Lockdown Liberties: was a writing group carried out remotely, over messenger and zoom, resulting in heartfelt poetry from eight authors alongside contributions from others including President Michael D Higgins and Senator Lynn Ruane.

The Art Workshops: were organised over a period of time in Mountjoy Square Park to discuss and promote the campaign to add socio – economic discrimination as the tenth ground of discrimination in equality legislation through the art of sculpture and conversation.

Although carried out separately, many similar themes emerged from both groups such as love, hope, poverty, community, discrimination, homelessness, addiction, family, solidarity and bravery. It gave people an opportunity to connect and a platform to have their voice heard and ensure that nobody is left behind. It is difficult to engage with art when we cannot recognise ourselves within it. These projects were undertaken with the knowledge that poetry, art and culture has all too often been restricted as a pursuit for the upper and middle classes. This body of work demonstrates that those experiencing poverty have immense talent and creativity which should not be overlooked. It is invaluable to learn that your story and your voice is important. Encouraging everyone in society to explore and unlock their creative potential will lead to a more inclusive space and will only enable arts and culture to blossom.

exhibition gallery

broken ladder

what our guests say

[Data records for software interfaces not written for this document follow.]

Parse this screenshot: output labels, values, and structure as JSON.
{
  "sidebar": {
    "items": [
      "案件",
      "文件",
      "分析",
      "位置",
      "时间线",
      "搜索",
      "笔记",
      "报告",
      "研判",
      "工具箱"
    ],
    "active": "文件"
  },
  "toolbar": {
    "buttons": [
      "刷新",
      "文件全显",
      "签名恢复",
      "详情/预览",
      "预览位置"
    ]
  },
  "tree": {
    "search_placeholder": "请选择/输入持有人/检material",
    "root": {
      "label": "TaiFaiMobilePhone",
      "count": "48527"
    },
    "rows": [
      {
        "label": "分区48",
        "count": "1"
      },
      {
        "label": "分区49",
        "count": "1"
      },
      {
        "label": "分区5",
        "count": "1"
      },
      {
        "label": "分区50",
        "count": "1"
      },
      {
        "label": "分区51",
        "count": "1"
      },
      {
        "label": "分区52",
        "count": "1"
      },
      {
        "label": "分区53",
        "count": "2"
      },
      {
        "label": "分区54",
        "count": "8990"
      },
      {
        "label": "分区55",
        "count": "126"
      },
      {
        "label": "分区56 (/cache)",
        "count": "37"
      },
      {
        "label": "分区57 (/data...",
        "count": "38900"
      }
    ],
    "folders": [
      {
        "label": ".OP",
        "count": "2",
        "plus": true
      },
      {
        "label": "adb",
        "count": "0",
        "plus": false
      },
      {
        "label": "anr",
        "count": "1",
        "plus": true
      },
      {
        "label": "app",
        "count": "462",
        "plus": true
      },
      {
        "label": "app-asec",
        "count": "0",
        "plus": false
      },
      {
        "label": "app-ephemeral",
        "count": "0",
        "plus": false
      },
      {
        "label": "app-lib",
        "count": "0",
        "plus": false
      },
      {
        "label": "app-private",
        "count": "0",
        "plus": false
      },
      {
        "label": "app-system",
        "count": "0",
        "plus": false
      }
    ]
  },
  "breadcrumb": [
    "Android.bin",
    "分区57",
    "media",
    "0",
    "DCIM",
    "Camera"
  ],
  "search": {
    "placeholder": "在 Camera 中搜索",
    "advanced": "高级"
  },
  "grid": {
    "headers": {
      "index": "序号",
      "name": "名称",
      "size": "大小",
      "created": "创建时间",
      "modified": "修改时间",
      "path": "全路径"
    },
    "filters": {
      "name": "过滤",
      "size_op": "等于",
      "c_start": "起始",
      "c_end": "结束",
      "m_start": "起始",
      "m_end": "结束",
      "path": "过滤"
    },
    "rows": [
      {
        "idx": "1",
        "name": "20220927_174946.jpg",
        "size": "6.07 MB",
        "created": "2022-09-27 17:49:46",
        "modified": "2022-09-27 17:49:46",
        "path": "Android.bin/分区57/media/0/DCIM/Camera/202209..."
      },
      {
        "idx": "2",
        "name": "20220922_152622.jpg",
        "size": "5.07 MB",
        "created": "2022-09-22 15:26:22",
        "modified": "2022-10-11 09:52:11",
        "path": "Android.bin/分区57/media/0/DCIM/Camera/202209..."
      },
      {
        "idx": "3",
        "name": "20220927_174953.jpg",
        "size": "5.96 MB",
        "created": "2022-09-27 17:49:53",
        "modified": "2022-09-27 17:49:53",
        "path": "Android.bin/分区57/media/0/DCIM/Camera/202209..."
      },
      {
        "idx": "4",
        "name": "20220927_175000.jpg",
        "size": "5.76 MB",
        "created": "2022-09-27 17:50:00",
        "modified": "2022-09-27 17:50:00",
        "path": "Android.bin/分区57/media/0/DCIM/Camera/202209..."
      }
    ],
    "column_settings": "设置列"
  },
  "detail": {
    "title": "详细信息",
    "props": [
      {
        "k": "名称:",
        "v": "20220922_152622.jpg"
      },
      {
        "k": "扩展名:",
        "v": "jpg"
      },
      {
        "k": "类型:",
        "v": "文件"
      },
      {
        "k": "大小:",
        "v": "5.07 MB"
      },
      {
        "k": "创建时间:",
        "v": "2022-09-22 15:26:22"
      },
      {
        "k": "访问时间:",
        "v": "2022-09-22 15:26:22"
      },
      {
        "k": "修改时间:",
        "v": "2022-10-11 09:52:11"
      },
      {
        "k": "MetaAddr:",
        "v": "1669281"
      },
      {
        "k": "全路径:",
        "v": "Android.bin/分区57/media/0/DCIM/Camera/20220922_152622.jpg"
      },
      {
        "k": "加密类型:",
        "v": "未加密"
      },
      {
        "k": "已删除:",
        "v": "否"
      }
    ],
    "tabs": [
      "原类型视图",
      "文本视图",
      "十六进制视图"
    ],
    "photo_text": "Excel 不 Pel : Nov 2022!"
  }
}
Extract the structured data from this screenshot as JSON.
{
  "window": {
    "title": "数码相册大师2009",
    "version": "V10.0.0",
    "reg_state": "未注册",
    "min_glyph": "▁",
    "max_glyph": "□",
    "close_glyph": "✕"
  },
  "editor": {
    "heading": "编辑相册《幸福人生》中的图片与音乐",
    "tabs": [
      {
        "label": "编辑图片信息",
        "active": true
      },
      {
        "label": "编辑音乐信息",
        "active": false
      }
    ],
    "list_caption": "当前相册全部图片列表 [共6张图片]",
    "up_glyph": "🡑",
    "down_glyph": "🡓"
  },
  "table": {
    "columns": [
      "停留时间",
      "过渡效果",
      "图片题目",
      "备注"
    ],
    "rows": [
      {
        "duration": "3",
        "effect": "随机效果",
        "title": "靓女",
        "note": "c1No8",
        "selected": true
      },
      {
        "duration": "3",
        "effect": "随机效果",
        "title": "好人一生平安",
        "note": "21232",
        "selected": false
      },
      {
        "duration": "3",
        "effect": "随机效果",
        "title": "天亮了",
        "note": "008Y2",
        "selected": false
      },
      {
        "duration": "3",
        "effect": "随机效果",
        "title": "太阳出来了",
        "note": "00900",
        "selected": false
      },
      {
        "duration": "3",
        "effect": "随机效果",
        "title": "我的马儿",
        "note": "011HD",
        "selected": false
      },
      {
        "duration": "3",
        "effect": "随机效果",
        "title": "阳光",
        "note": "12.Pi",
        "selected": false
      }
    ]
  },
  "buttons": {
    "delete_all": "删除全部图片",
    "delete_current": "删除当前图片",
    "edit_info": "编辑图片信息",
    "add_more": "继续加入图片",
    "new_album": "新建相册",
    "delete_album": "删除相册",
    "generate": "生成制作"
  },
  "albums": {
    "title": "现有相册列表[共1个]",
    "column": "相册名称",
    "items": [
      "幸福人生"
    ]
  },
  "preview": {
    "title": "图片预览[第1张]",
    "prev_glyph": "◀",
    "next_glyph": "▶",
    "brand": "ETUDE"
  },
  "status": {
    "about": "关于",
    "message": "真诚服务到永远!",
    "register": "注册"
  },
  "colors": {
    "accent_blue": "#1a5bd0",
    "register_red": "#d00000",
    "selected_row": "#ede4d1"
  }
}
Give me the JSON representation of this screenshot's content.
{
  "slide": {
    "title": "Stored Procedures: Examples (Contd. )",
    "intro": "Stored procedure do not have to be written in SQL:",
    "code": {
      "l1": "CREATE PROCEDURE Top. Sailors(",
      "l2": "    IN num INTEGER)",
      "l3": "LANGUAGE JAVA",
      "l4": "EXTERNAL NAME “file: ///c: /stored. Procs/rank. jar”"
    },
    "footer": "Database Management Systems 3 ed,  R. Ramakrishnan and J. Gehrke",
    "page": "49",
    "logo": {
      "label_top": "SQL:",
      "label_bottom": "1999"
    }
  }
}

“I’m not into poetry or long texts…but the way the work is presented here is excellent..the short painted texts . Sound and film … it feels like a call to action.” 
” I lost someone in my family through addiction… very hard. . This exhibition is full of hope” 
“This exhibition challenges us on many interconnected fronts, discrimination, the redistribution of wealth… its a real positive experience..yet rooted in suffering” 
“I was very happy to be able to show my parents the work we have done in the book and the film… really great” —- Christina 
” it makes me want to cry ..with tears of joy and pride. .but also frustration… we need things to improve”
–  the aim of the exhibition was to create a space where the viewer could understand better what poverty and socio-economic discrimination is and feels like.
“What we have seen this week was truly special- this exhibition became not just a place of reaction, contemplation and viewing, but a space of sharing, discussion, conversation and collective action .. questioning society and acknowledging a genuine need for positive change” Dann ATD Ireland Coordination 
“I’m so proud of what we have managed to achieve here…. its amazing” Andrew Artist & Poet 
“This exhibition reaches out at an emotional level… very powerful”